Ice still bordered the mouth of Yellowknife Bay on May 31, 2018, but the city’s summer construction was already taking its toll on traffic. Three-minute commutes ballooned to 20-minutes—a picnic in any other city in Canada. An odyssey for a Yellowknifer. If any of the idling commuters looked skyward while they lined up Franklin Avenue, they might have seen Ollie Williams, founder and head of programming and news at Yellowknife-based Cabin Radio, in a helicopter, broadcasting a live traffic report over Facebook.
Some called it a publicity stunt, a poke at Yellowknifers’ patience. Regardless, traffic reports are usually delivered on, well, the radio. But Cabin Radio isn’t on the radio. Not yet, at least. When it debuted in May 2017, it was on a Facebook page. Since then its online presence has soared — 11,000 followers on Facebook, 500,000-plus page views a month on its website, and up to 7,000 people per month streaming its shows over the Cabin Radio website and app.
Jumping into the somewhat crowded and ebbing market of radio has been a challenge for Cabin Radio, but it has built an impressive audience with cheeky style and local content
For Williams, that success came not from strategic planning—unless wing nights at the Black Knight Pub count—but from being good at what they do. “No other media organization was doing quite what we thought we could do in terms of providing local content with the tone that we provide it in, and the entertainment that we wrap around some of that,” Williams explains.

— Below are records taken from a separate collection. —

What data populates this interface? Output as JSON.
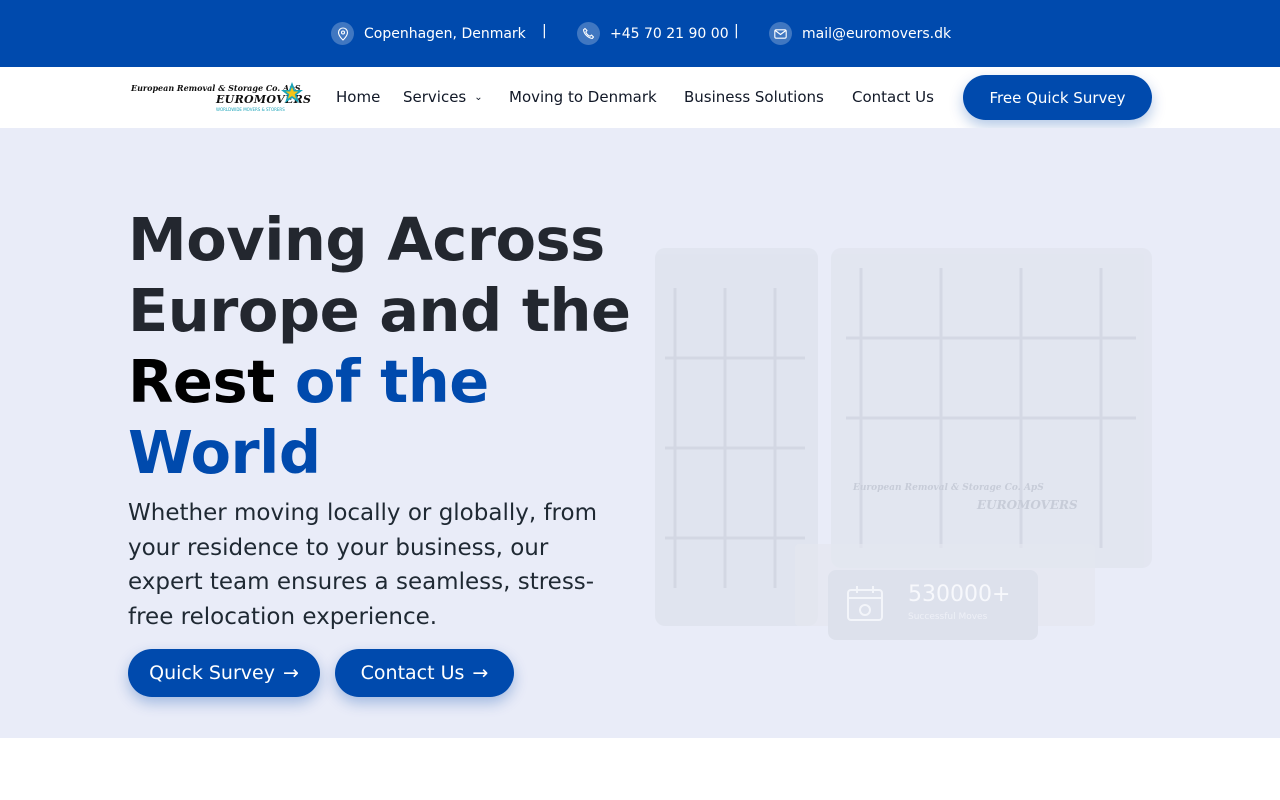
{
  "topbar": {
    "location": "Copenhagen, Denmark",
    "phone": "+45 70 21 90 00",
    "email": "mail@euromovers.dk",
    "separator": "|"
  },
  "logo": {
    "company": "European Removal & Storage Co. ApS",
    "brand": "EUROMOVERS",
    "tagline": "WORLDWIDE MOVERS & STORERS"
  },
  "nav": {
    "items": [
      "Home",
      "Services",
      "Moving to Denmark",
      "Business Solutions",
      "Contact Us"
    ],
    "cta": "Free Quick Survey"
  },
  "hero": {
    "title_line1": "Moving Across",
    "title_line2": "Europe and the",
    "title_rest": "Rest",
    "title_accent1": "of the",
    "title_accent2": "World",
    "subtitle": "Whether moving locally or globally, from your residence to your business, our expert team ensures a seamless, stress-free relocation experience.",
    "btn_survey": "Quick Survey",
    "btn_contact": "Contact Us",
    "arrow": "→"
  },
  "stat": {
    "value": "530000+",
    "label": "Successful Moves"
  },
  "colors": {
    "primary": "#004aad",
    "hero_bg": "#e9ecf8",
    "text_dark": "#23272f"
  },
  "icons": [
    "location-pin-icon",
    "phone-icon",
    "mail-icon",
    "chevron-down-icon",
    "arrow-right-icon",
    "calendar-icon"
  ]
}
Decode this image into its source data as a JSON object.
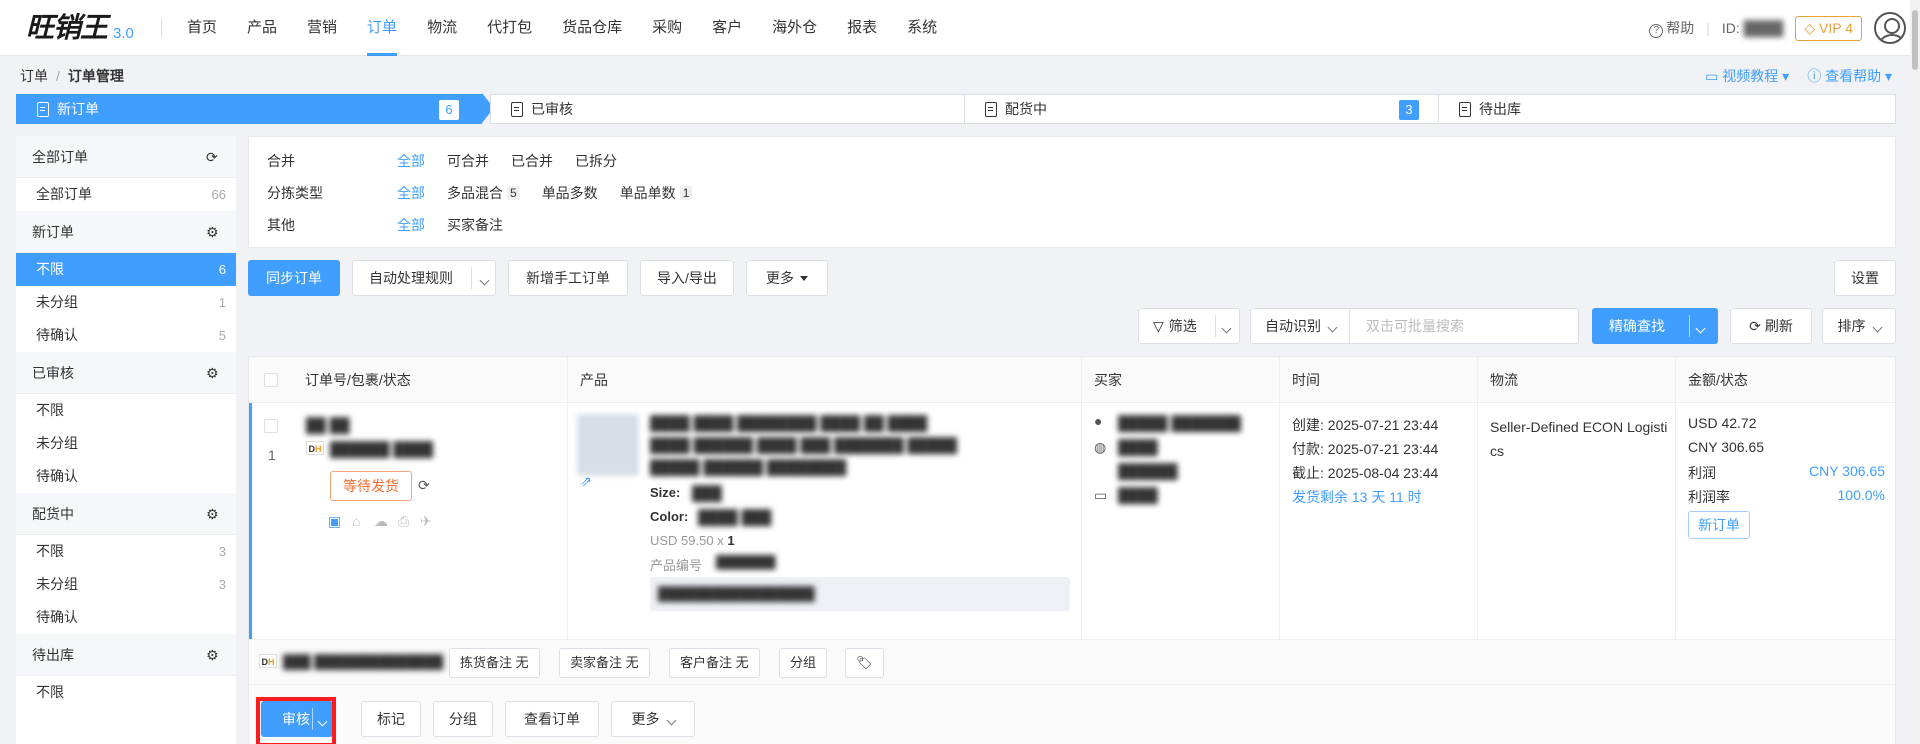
{
  "app": {
    "logo_text": "旺销王",
    "version": "3.0"
  },
  "nav": {
    "items": [
      "首页",
      "产品",
      "营销",
      "订单",
      "物流",
      "代打包",
      "货品仓库",
      "采购",
      "客户",
      "海外仓",
      "报表",
      "系统"
    ],
    "active": "订单"
  },
  "topright": {
    "help": "帮助",
    "id_label": "ID:",
    "vip": "VIP 4"
  },
  "breadcrumb": {
    "root": "订单",
    "sep": "/",
    "current": "订单管理"
  },
  "helplinks": {
    "video": "视频教程",
    "help": "查看帮助"
  },
  "steps": [
    {
      "label": "新订单",
      "count": "6"
    },
    {
      "label": "已审核",
      "count": ""
    },
    {
      "label": "配货中",
      "count": "3"
    },
    {
      "label": "待出库",
      "count": ""
    }
  ],
  "sidebar": {
    "groups": [
      {
        "title": "全部订单",
        "icon": "refresh-icon",
        "items": [
          {
            "label": "全部订单",
            "count": "66"
          }
        ]
      },
      {
        "title": "新订单",
        "icon": "gear-icon",
        "items": [
          {
            "label": "不限",
            "count": "6"
          },
          {
            "label": "未分组",
            "count": "1"
          },
          {
            "label": "待确认",
            "count": "5"
          }
        ]
      },
      {
        "title": "已审核",
        "icon": "gear-icon",
        "items": [
          {
            "label": "不限",
            "count": ""
          },
          {
            "label": "未分组",
            "count": ""
          },
          {
            "label": "待确认",
            "count": ""
          }
        ]
      },
      {
        "title": "配货中",
        "icon": "gear-icon",
        "items": [
          {
            "label": "不限",
            "count": "3"
          },
          {
            "label": "未分组",
            "count": "3"
          },
          {
            "label": "待确认",
            "count": ""
          }
        ]
      },
      {
        "title": "待出库",
        "icon": "gear-icon",
        "items": [
          {
            "label": "不限",
            "count": ""
          }
        ]
      }
    ]
  },
  "filters": {
    "merge": {
      "label": "合并",
      "options": [
        "全部",
        "可合并",
        "已合并",
        "已拆分"
      ]
    },
    "sort_type": {
      "label": "分拣类型",
      "options": [
        "全部",
        "多品混合",
        "单品多数",
        "单品单数"
      ],
      "counts": [
        "",
        "5",
        "",
        "1"
      ]
    },
    "other": {
      "label": "其他",
      "options": [
        "全部",
        "买家备注"
      ]
    }
  },
  "toolbar": {
    "sync": "同步订单",
    "auto_rule": "自动处理规则",
    "new_manual": "新增手工订单",
    "import_export": "导入/导出",
    "more": "更多",
    "settings": "设置"
  },
  "searchbar": {
    "filter": "筛选",
    "auto_detect": "自动识别",
    "placeholder": "双击可批量搜索",
    "exact_search": "精确查找",
    "refresh": "刷新",
    "sort": "排序"
  },
  "table": {
    "headers": [
      "订单号/包裹/状态",
      "产品",
      "买家",
      "时间",
      "物流",
      "金额/状态"
    ],
    "row": {
      "index": "1",
      "status": "等待发货",
      "product": {
        "size_label": "Size:",
        "color_label": "Color:",
        "price": "USD 59.50 x",
        "qty": "1",
        "sku_label": "产品编号"
      },
      "time": {
        "created_label": "创建:",
        "created": "2025-07-21 23:44",
        "paid_label": "付款:",
        "paid": "2025-07-21 23:44",
        "deadline_label": "截止:",
        "deadline": "2025-08-04 23:44",
        "remaining": "发货剩余 13 天 11 时"
      },
      "logistics": "Seller-Defined ECON Logistics",
      "amount": {
        "usd": "USD 42.72",
        "cny": "CNY 306.65",
        "profit_label": "利润",
        "profit": "CNY 306.65",
        "margin_label": "利润率",
        "margin": "100.0%",
        "status_tag": "新订单"
      }
    },
    "notes": {
      "picking": "拣货备注 无",
      "seller": "卖家备注 无",
      "customer": "客户备注 无",
      "group": "分组"
    },
    "actions": {
      "review": "审核",
      "mark": "标记",
      "group": "分组",
      "view": "查看订单",
      "more": "更多"
    }
  },
  "colors": {
    "accent": "#409eff",
    "warn": "#f56c2d",
    "highlight_frame": "#ff1c1c"
  }
}
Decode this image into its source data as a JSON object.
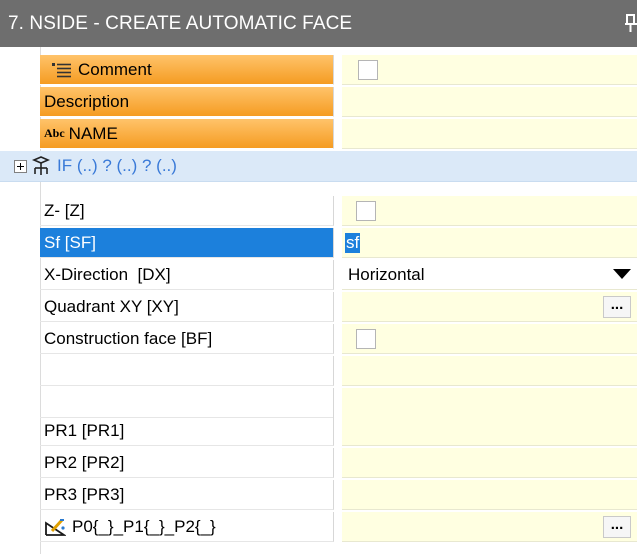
{
  "panel": {
    "title": "7. NSIDE - CREATE AUTOMATIC FACE"
  },
  "rows": {
    "comment": {
      "label": "Comment",
      "icon": "comment-lines-icon"
    },
    "description": {
      "label": "Description"
    },
    "name": {
      "prefix": "Abc",
      "label": "NAME"
    },
    "if_group": {
      "label": "IF (..) ? (..) ? (..)",
      "icon": "condition-icon"
    },
    "z": {
      "label": "Z- [Z]"
    },
    "sf": {
      "label": "Sf [SF]",
      "value": "sf"
    },
    "x_direction": {
      "label": "X-Direction  [DX]",
      "value": "Horizontal"
    },
    "quadrant": {
      "label": "Quadrant XY [XY]",
      "button": "..."
    },
    "construction_face": {
      "label": "Construction face [BF]"
    },
    "pr1": {
      "label": "PR1 [PR1]"
    },
    "pr2": {
      "label": "PR2 [PR2]"
    },
    "pr3": {
      "label": "PR3 [PR3]"
    },
    "points": {
      "label": "P0{_}_P1{_}_P2{_}",
      "icon": "draw-geometry-icon",
      "button": "..."
    }
  },
  "colors": {
    "title_bg": "#6e6e6e",
    "orange_header": "#f59c22",
    "selection": "#1c80dc",
    "value_bg": "#ffffe1",
    "group_bg": "#dbe9f8"
  }
}
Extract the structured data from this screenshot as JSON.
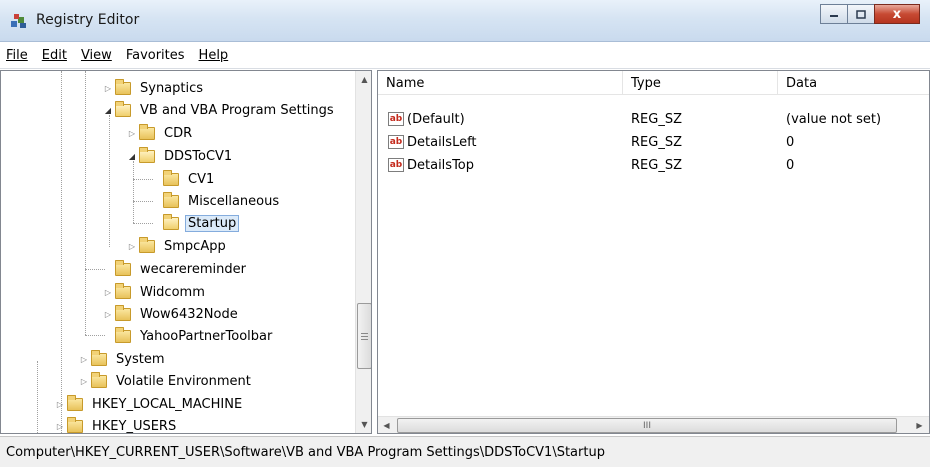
{
  "window": {
    "title": "Registry Editor",
    "icon": "registry-editor-icon",
    "buttons": {
      "minimize": "minimize-icon",
      "maximize": "maximize-icon",
      "close": "x"
    }
  },
  "menu": [
    {
      "label": "File"
    },
    {
      "label": "Edit"
    },
    {
      "label": "View"
    },
    {
      "label": "Favorites"
    },
    {
      "label": "Help"
    }
  ],
  "tree": {
    "items": [
      {
        "label": "Synaptics",
        "expander": "▷"
      },
      {
        "label": "VB and VBA Program Settings",
        "expander": "◢"
      },
      {
        "label": "CDR",
        "expander": "▷"
      },
      {
        "label": "DDSToCV1",
        "expander": "◢"
      },
      {
        "label": "CV1",
        "expander": ""
      },
      {
        "label": "Miscellaneous",
        "expander": ""
      },
      {
        "label": "Startup",
        "expander": "",
        "selected": true
      },
      {
        "label": "SmpcApp",
        "expander": "▷"
      },
      {
        "label": "wecarereminder",
        "expander": ""
      },
      {
        "label": "Widcomm",
        "expander": "▷"
      },
      {
        "label": "Wow6432Node",
        "expander": "▷"
      },
      {
        "label": "YahooPartnerToolbar",
        "expander": ""
      },
      {
        "label": "System",
        "expander": "▷"
      },
      {
        "label": "Volatile Environment",
        "expander": "▷"
      },
      {
        "label": "HKEY_LOCAL_MACHINE",
        "expander": "▷"
      },
      {
        "label": "HKEY_USERS",
        "expander": "▷"
      }
    ]
  },
  "list": {
    "columns": [
      "Name",
      "Type",
      "Data"
    ],
    "rows": [
      {
        "icon": "ab",
        "name": "(Default)",
        "type": "REG_SZ",
        "data": "(value not set)"
      },
      {
        "icon": "ab",
        "name": "DetailsLeft",
        "type": "REG_SZ",
        "data": "0"
      },
      {
        "icon": "ab",
        "name": "DetailsTop",
        "type": "REG_SZ",
        "data": "0"
      }
    ],
    "hscroll_glyph": "III"
  },
  "status": {
    "path": "Computer\\HKEY_CURRENT_USER\\Software\\VB and VBA Program Settings\\DDSToCV1\\Startup"
  },
  "colors": {
    "selection": "#dbeaf9",
    "selection_border": "#84acdd",
    "close_button": "#c74a33"
  }
}
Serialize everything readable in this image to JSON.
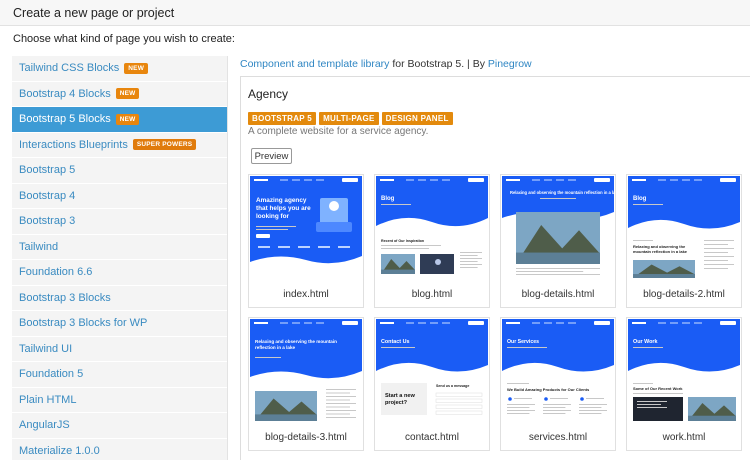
{
  "header": {
    "title": "Create a new page or project"
  },
  "subtitle": "Choose what kind of page you wish to create:",
  "sidebar": {
    "items": [
      {
        "label": "Tailwind CSS Blocks",
        "badge": "NEW"
      },
      {
        "label": "Bootstrap 4 Blocks",
        "badge": "NEW"
      },
      {
        "label": "Bootstrap 5 Blocks",
        "badge": "NEW",
        "active": true
      },
      {
        "label": "Interactions Blueprints",
        "badge": "SUPER POWERS"
      },
      {
        "label": "Bootstrap 5"
      },
      {
        "label": "Bootstrap 4"
      },
      {
        "label": "Bootstrap 3"
      },
      {
        "label": "Tailwind"
      },
      {
        "label": "Foundation 6.6"
      },
      {
        "label": "Bootstrap 3 Blocks"
      },
      {
        "label": "Bootstrap 3 Blocks for WP"
      },
      {
        "label": "Tailwind UI"
      },
      {
        "label": "Foundation 5"
      },
      {
        "label": "Plain HTML"
      },
      {
        "label": "AngularJS"
      },
      {
        "label": "Materialize 1.0.0"
      }
    ]
  },
  "library": {
    "link_text": "Component and template library",
    "middle_text": " for Bootstrap 5. | By ",
    "author_link": "Pinegrow"
  },
  "panel": {
    "title": "Agency",
    "tags": [
      "BOOTSTRAP 5",
      "MULTI-PAGE",
      "DESIGN PANEL"
    ],
    "description": "A complete website for a service agency.",
    "preview_label": "Preview"
  },
  "templates": [
    {
      "file": "index.html",
      "kind": "index"
    },
    {
      "file": "blog.html",
      "kind": "blog"
    },
    {
      "file": "blog-details.html",
      "kind": "blog-details"
    },
    {
      "file": "blog-details-2.html",
      "kind": "blog-details-2"
    },
    {
      "file": "blog-details-3.html",
      "kind": "blog-details-3"
    },
    {
      "file": "contact.html",
      "kind": "contact"
    },
    {
      "file": "services.html",
      "kind": "services"
    },
    {
      "file": "work.html",
      "kind": "work"
    }
  ],
  "thumb_text": {
    "index_headline": [
      "Amazing agency",
      "that helps you are",
      "looking for"
    ],
    "blog_title": "Blog",
    "blog_recent": "Recent of Our Inspiration",
    "details_title": [
      "Relaxing and observing the mountain reflection in a lake"
    ],
    "details2_heading": [
      "Relaxing and observing the",
      "mountain reflection in a lake"
    ],
    "details3_title": [
      "Relaxing and observing the mountain",
      "reflection in a lake"
    ],
    "contact_title": "Contact Us",
    "contact_card": [
      "Start a new",
      "project?"
    ],
    "contact_form": "Send us a message",
    "services_title": "Our Services",
    "services_heading": "We Build Amazing Products for Our Clients",
    "work_title": "Our Work",
    "work_heading": "Some of Our Recent Work",
    "brand": "Pinegrow"
  },
  "colors": {
    "accent": "#1a5cf5",
    "link": "#2f86c3",
    "active": "#3d9bd5",
    "badge": "#e8860e"
  }
}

Williams’ conversational coverage of local news—occasionally bordering on flippant—attracted listeners and readers used to the more straight-edged coverage from CBC North and Northern News Services, the largest newspaper publisher in the North. And Cabin was able to build a fan-base cheaply online.
Operating from a studio off the main drag in downtown Yellowknife, Cabin Radio has benefitted from good timing. People are shifting from traditional radio to online streams, with three-quarters of Canadians accessing streams weekly, according to the CRTC. Online revenues are soaring too, reaching $344 million in Canada in 2018. That’s compared with $274 million in 2017, and $208 million in 2016. The business case remains challenging, however, as online revenues still pale in comparison to the $1.8 billion from traditional radio in 2018. And though streaming’s ability to attract ad spending has increased exponentially, streaming itself is not profitable, and there’s no evidence it will be over the long term.
In Cabin Radio’s case, relying on advertising on its website and stream won’t allow the business to grow, even as its popularity grows. Donations help pay its journalists, and volunteers help fill programming. Online ad revenues keep the lights on, but it’s not a long-term solution. FM revenues have steadily declined in Canada over the past decade, but traditional radio is still profitable. And so, Cabin Radio has invested nearly $30,000 into an application to the CRTC to broadcast on FM. It will cost another $100,000 to get the equipment to transmit, should the CRTC approve. But for Andrew Goodwin, Cabin Radio’s general manager, it’s the only way forward.
“We’re happy to spend the money to get what we need to go FM,” Goodwin says, adding he believes Yellowknifers deserve more options on their radio dial. “If I went in my truck right now and listened to the radio, it would be that radio station [Vista Broadcast Group’s Moose FM], even though I really don’t like it.”
Goodwin says Cabin Radio is still two to three years away from being in the black, should the CRTC grant its FM license. The COVID-19 pandemic might stymie the station’s evolution further. Regardless, Williams sees FM as a door to hiring more reporters and staff, and even expanding into smaller NWT communities. The website had a staggering 700,000 hits in the month of March—proof that people are tuning in, even if they can’t physically tune their dials to Cabin Radio just yet.